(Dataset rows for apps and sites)
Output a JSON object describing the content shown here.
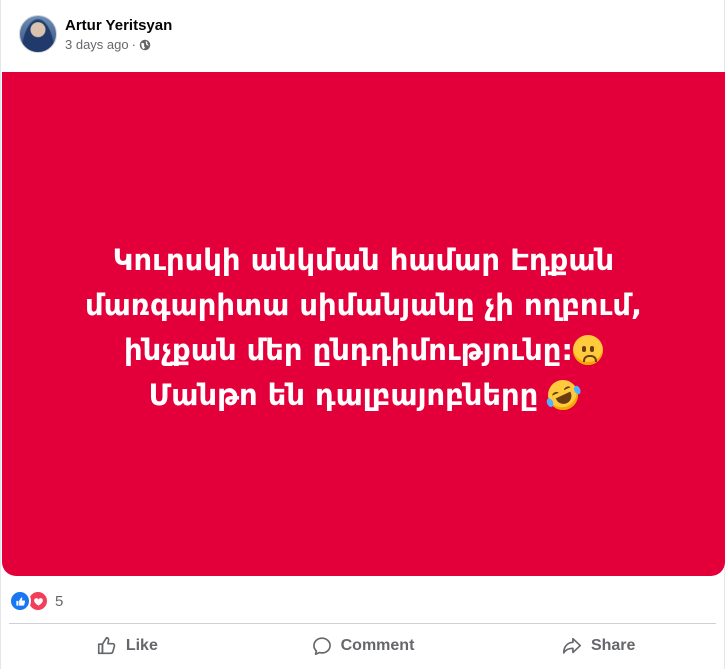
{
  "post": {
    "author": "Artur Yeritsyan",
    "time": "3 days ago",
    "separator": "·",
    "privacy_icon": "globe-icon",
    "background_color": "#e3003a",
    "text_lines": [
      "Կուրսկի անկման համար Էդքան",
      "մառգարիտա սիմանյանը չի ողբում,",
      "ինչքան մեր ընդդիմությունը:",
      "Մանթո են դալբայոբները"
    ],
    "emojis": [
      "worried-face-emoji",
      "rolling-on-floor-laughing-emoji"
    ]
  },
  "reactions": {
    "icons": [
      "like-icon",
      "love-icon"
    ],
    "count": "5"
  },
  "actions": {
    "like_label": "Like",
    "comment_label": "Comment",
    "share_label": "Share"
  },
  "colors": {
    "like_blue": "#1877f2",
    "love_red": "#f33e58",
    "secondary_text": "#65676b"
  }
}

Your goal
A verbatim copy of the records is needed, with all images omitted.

Your response
Output a JSON object describing the content shown here.
{
  "post": {
    "author": "Artur Yeritsyan",
    "time": "3 days ago",
    "separator": "·",
    "privacy_icon": "globe-icon",
    "background_color": "#e3003a",
    "text_lines": [
      "Կուրսկի անկման համար Էդքան",
      "մառգարիտա սիմանյանը չի ողբում,",
      "ինչքան մեր ընդդիմությունը:",
      "Մանթո են դալբայոբները"
    ],
    "emojis": [
      "worried-face-emoji",
      "rolling-on-floor-laughing-emoji"
    ]
  },
  "reactions": {
    "icons": [
      "like-icon",
      "love-icon"
    ],
    "count": "5"
  },
  "actions": {
    "like_label": "Like",
    "comment_label": "Comment",
    "share_label": "Share"
  },
  "colors": {
    "like_blue": "#1877f2",
    "love_red": "#f33e58",
    "secondary_text": "#65676b"
  }
}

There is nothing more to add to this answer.